Winter Weather Tips to help Community Cats from Alley Cat Allies: click here.
Shelter Tips: Click here for some simple tips for how to maintain your shelter (ie where to place it, how to entice cats into it, how to improve the environment around the shelter to keep the cats even warmer etc)
Toronto Street Cats has made our very own step by step DIY video demonstrating the very simple design we use to build our winter shelters (used to keep street cats warm throughout Toronto).
And here’s a hard copy of the step by step instructions of how we make our shelters.
Ontario SPCA has put together their own youtube video showing how they make their shelters (very similar to ours!). They are available at their Newmarket location (click here for contact details).
Alley Cat Allies: Simple ‘how-to’ video – making shelters out of two plastic totes embedded within each other (materials: two plastic totes; a piece of styrofoam; some straw; a plastic plant pot; utility knife). Click here to view.
More designs for how to build a shelter with tough plastic storage bin:
Design 1: click here
Design 2: click here
Design 3: click here
Design 4: click here
Design 5: click here
Design 6: click here
For other MANY other excellent shelter ideas:
- visit Alley Cat Allies (click here).
- visit Spay and Stay’s website (click here)
- visit Pet Fur Keeps blog (click here)
- Pinterest page for outdoor cat shelters (click here)
- “10 Awesome Outdoor Cat House Ideas” (click here)
Still more ideas can be found on the Neighborhood Cats website (click here).
Straw (NOT HAY or BLANKETS!)
We all associate “warm and cozy” with blankets – but don’t use them in feral cat shelters. In damp or cold weather, once the blanket gets damp it stays damp – and in the REAL deep cold, it will freeze.
Use straw (NOT HAY) in the shelter. Straw is the best bedding:
> it reflects body heat back to the cat
> it repels moisture (hay absorbs moisture and will remain wet/damp).
Quick farming lesson for the day: Hay is basically grass and is used as animal feed. Straw is the dried stalks of wheat or other cereal plants. It’s not animal feed, but is used as mulch or bedding. Who knew!
Shelter entrance: it’s not necessary but the following will help prevent wind from getting into the shelter
- Find a tube like container (a clean plastic flower pot, margarine tub, ice cream tub etc) that is the size of the hole you’ve cut into the shelter (which should be, at minimum 6 inches in diameter)
- Cut the bottom of the container out, trim off any sharp edges (leaving the edges smooth)
- Tape it into the entrance hole of the shelter (after you have already lined the inside of the shelter with styrofoam)
- Make sure to you all-weather tape (ie black Gorilla Tape) that will withstand the elements

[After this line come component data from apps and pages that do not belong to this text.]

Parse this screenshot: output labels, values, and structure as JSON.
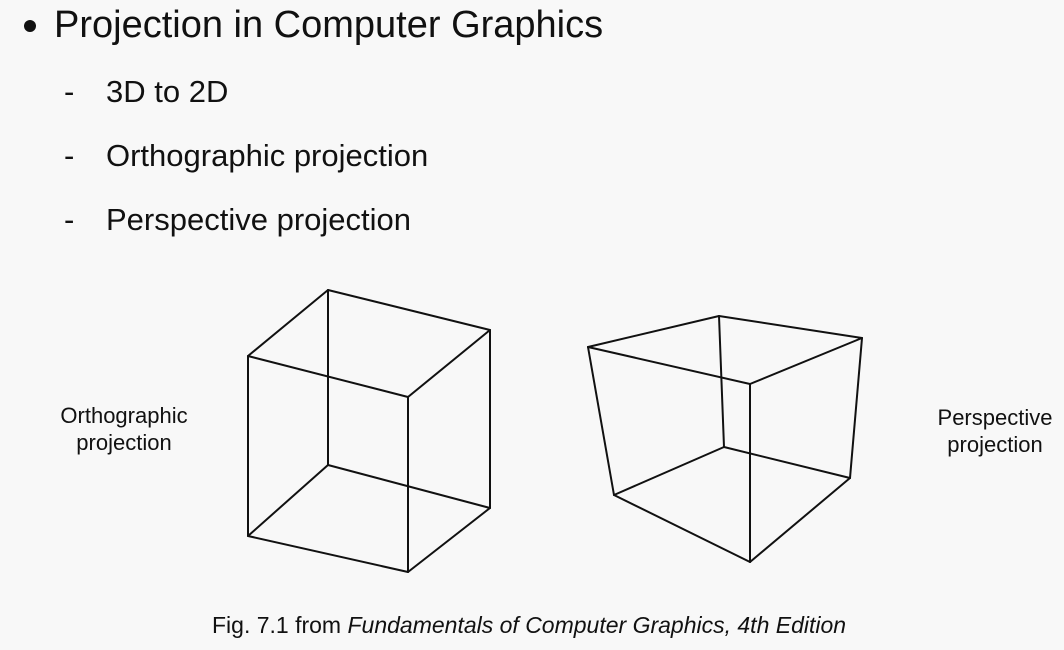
{
  "slide": {
    "title": "Projection in Computer Graphics",
    "items": [
      {
        "dash": "-",
        "label": "3D to 2D"
      },
      {
        "dash": "-",
        "label": "Orthographic projection"
      },
      {
        "dash": "-",
        "label": "Perspective projection"
      }
    ]
  },
  "figure": {
    "left_label_line1": "Orthographic",
    "left_label_line2": "projection",
    "right_label_line1": "Perspective",
    "right_label_line2": "projection",
    "caption_prefix": "Fig. 7.1 from ",
    "caption_title": "Fundamentals of Computer Graphics, 4th Edition"
  }
}
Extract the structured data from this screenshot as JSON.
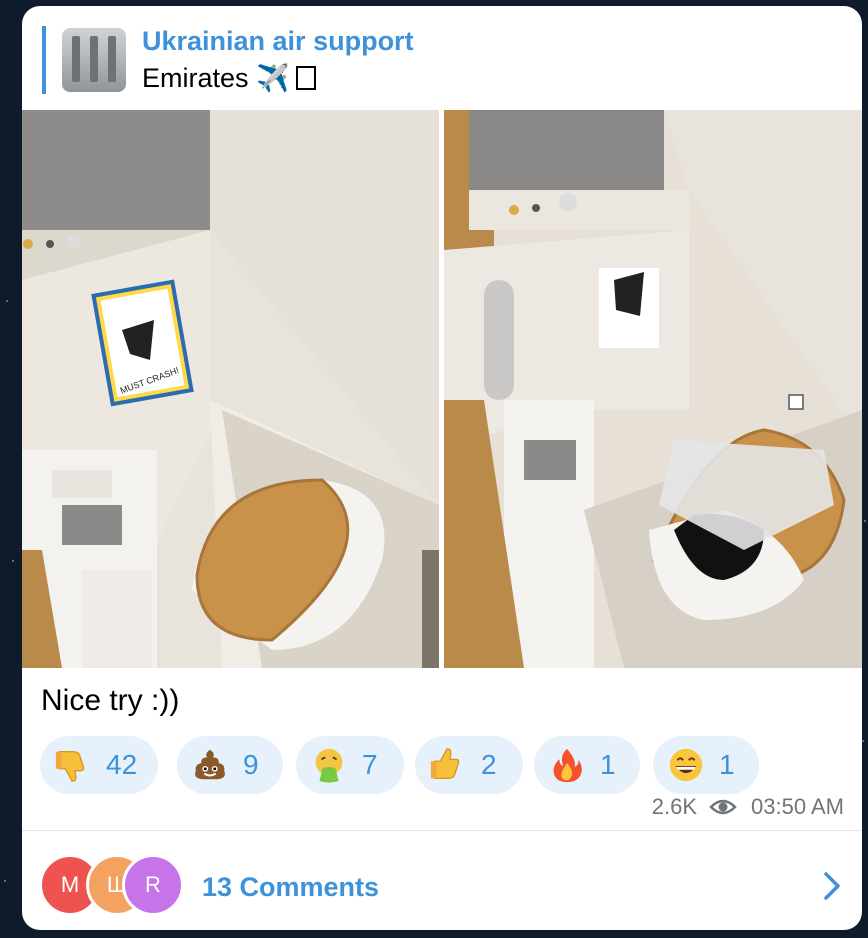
{
  "post": {
    "reply": {
      "channel": "Ukrainian air support",
      "text": "Emirates ✈️"
    },
    "caption": "Nice try :))",
    "reactions": [
      {
        "emoji": "thumbs-down",
        "count": "42"
      },
      {
        "emoji": "pile-of-poo",
        "count": "9"
      },
      {
        "emoji": "vomiting-face",
        "count": "7"
      },
      {
        "emoji": "thumbs-up",
        "count": "2"
      },
      {
        "emoji": "fire",
        "count": "1"
      },
      {
        "emoji": "grinning-face",
        "count": "1"
      }
    ],
    "views": "2.6K",
    "time": "03:50 AM",
    "comments": {
      "avatars": [
        {
          "letter": "М",
          "color": "#ef5350"
        },
        {
          "letter": "Ш",
          "color": "#f4a261"
        },
        {
          "letter": "R",
          "color": "#c774e8"
        }
      ],
      "label": "13 Comments"
    }
  },
  "colors": {
    "accent": "#3d92d9",
    "reaction_bg": "#e6f1fb",
    "meta": "#707579"
  }
}
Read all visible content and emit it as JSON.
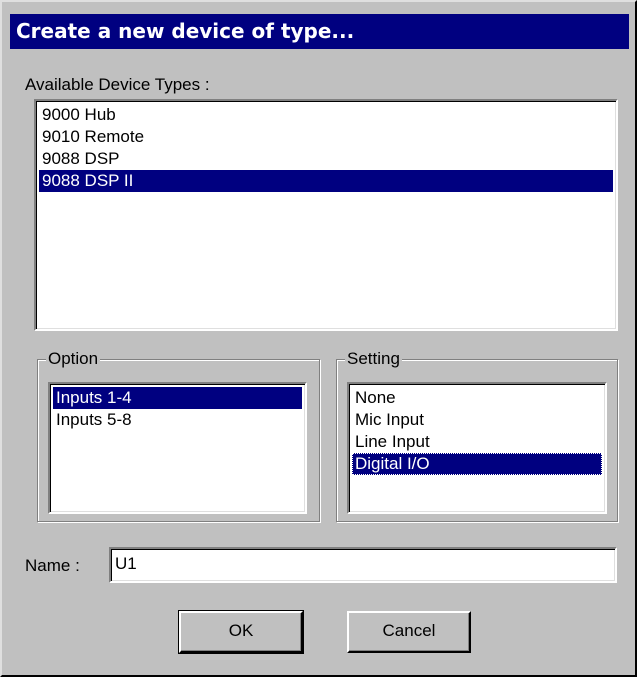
{
  "title": "Create a new device of type...",
  "available": {
    "label": "Available Device Types :",
    "items": [
      "9000 Hub",
      "9010 Remote",
      "9088 DSP",
      "9088 DSP II"
    ],
    "selected": 3
  },
  "option": {
    "legend": "Option",
    "items": [
      "Inputs 1-4",
      "Inputs 5-8"
    ],
    "selected": 0
  },
  "setting": {
    "legend": "Setting",
    "items": [
      "None",
      "Mic Input",
      "Line Input",
      "Digital I/O"
    ],
    "selected": 3
  },
  "name": {
    "label": "Name :",
    "value": "U1"
  },
  "buttons": {
    "ok": "OK",
    "cancel": "Cancel"
  },
  "colors": {
    "face": "#c0c0c0",
    "selection": "#000080",
    "title_bg": "#000080"
  }
}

Or just keep it simple: cut a hole in a Styrofoam box, place straw inside, and voila – simple but effective shelter. For the Styrofoam box, call pet stores that sell fish – the fish are transported in Styrofoam boxes – the stores are just going to throw the boxes out so offer to take them off their hands!
One shelter entrance? Two entrances?
Toronto Street Cats builds feral cat shelters with one entrance. Numerous times we’ve been asked why only one entrance and would it be better if we had two entrances (so that a cat could escape if cornered). Good question. Read this interesting article by an individual who has been involved in TNR for many years and who now builds cat shelters/condos. http://www.feralvilla.com/The-Myth-of-the-Emergency-Exit_ep_43.html